Return all entries word for word, but drop any images.
━━━━━ Data
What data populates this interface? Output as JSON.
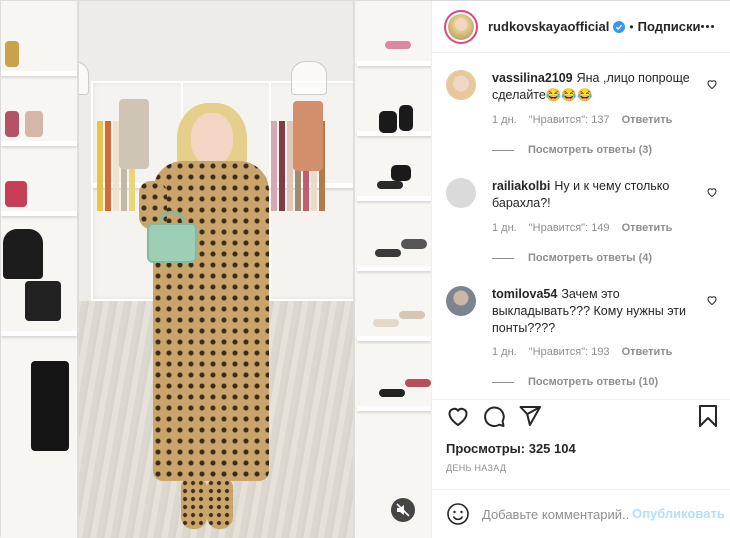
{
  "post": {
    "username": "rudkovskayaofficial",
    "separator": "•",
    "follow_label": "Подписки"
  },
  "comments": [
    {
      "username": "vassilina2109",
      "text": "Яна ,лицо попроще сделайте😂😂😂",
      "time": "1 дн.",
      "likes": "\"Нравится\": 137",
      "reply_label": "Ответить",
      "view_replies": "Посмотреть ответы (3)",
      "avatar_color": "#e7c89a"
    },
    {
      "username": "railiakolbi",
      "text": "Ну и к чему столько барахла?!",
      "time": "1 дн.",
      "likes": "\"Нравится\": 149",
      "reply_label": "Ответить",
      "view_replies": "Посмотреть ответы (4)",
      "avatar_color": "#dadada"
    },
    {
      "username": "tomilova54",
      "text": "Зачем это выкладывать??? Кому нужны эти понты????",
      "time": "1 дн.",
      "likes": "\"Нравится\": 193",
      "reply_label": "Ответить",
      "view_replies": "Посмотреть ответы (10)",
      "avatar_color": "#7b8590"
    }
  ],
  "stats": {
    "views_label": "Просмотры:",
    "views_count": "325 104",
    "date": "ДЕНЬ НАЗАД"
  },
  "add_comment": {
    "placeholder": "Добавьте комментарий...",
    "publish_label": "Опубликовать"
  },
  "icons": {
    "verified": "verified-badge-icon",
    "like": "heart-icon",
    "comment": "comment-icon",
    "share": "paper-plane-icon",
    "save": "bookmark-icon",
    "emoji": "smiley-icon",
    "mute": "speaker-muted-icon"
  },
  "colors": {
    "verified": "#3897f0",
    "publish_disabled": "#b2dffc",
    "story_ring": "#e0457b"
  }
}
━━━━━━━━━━
Solved problem:
What data populates this interface? Output as JSON.
{
  "post": {
    "username": "rudkovskayaofficial",
    "separator": "•",
    "follow_label": "Подписки"
  },
  "comments": [
    {
      "username": "vassilina2109",
      "text": "Яна ,лицо попроще сделайте😂😂😂",
      "time": "1 дн.",
      "likes": "\"Нравится\": 137",
      "reply_label": "Ответить",
      "view_replies": "Посмотреть ответы (3)",
      "avatar_color": "#e7c89a"
    },
    {
      "username": "railiakolbi",
      "text": "Ну и к чему столько барахла?!",
      "time": "1 дн.",
      "likes": "\"Нравится\": 149",
      "reply_label": "Ответить",
      "view_replies": "Посмотреть ответы (4)",
      "avatar_color": "#dadada"
    },
    {
      "username": "tomilova54",
      "text": "Зачем это выкладывать??? Кому нужны эти понты????",
      "time": "1 дн.",
      "likes": "\"Нравится\": 193",
      "reply_label": "Ответить",
      "view_replies": "Посмотреть ответы (10)",
      "avatar_color": "#7b8590"
    }
  ],
  "stats": {
    "views_label": "Просмотры:",
    "views_count": "325 104",
    "date": "ДЕНЬ НАЗАД"
  },
  "add_comment": {
    "placeholder": "Добавьте комментарий...",
    "publish_label": "Опубликовать"
  },
  "icons": {
    "verified": "verified-badge-icon",
    "like": "heart-icon",
    "comment": "comment-icon",
    "share": "paper-plane-icon",
    "save": "bookmark-icon",
    "emoji": "smiley-icon",
    "mute": "speaker-muted-icon"
  },
  "colors": {
    "verified": "#3897f0",
    "publish_disabled": "#b2dffc",
    "story_ring": "#e0457b"
  }
}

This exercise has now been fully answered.